Problem description
Please copy every line below that contains the string "system".

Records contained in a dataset
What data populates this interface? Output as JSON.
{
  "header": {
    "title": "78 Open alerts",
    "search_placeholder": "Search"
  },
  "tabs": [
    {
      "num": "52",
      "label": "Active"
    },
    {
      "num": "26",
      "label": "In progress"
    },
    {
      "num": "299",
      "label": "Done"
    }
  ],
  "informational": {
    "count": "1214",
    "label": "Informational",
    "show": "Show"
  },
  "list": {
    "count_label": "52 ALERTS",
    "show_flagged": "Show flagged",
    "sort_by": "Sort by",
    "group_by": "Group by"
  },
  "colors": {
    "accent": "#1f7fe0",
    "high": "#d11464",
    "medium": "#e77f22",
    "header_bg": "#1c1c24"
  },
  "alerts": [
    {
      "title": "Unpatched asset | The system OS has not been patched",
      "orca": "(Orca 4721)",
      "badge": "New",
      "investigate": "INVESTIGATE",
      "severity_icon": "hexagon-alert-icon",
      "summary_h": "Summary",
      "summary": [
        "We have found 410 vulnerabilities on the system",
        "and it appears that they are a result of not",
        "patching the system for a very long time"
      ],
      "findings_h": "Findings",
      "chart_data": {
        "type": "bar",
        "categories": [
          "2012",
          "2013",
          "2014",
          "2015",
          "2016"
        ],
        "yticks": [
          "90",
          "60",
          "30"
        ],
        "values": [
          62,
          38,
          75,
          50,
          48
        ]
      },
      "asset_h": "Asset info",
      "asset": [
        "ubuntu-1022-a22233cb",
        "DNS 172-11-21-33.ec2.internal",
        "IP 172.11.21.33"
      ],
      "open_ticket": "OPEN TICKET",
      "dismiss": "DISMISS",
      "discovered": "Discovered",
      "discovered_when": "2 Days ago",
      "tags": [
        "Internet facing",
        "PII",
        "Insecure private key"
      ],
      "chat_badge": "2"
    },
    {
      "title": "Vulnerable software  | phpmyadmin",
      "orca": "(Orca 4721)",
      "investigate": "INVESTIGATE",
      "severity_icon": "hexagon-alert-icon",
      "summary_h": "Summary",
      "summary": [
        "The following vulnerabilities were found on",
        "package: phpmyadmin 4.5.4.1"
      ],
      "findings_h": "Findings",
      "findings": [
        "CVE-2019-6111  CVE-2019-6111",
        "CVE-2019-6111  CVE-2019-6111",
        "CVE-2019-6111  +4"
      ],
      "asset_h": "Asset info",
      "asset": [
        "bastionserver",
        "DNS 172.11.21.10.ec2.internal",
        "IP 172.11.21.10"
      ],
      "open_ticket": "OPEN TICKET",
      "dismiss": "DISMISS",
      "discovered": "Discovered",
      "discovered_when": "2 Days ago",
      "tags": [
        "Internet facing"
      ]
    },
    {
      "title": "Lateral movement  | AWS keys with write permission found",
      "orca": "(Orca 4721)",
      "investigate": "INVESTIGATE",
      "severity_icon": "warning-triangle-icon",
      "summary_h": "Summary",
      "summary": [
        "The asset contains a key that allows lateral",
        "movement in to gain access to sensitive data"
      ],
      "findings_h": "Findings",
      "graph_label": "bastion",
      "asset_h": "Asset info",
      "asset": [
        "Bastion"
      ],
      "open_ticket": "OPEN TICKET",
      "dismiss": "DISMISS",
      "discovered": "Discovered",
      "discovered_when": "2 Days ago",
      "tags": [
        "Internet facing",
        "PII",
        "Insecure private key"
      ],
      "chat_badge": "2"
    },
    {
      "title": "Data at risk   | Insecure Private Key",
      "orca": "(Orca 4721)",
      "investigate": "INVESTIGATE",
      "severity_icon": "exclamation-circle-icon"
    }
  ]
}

Output for this task
      "title": "Unpatched asset | The system OS has not been patched",
        "We have found 410 vulnerabilities on the system",
        "patching the system for a very long time"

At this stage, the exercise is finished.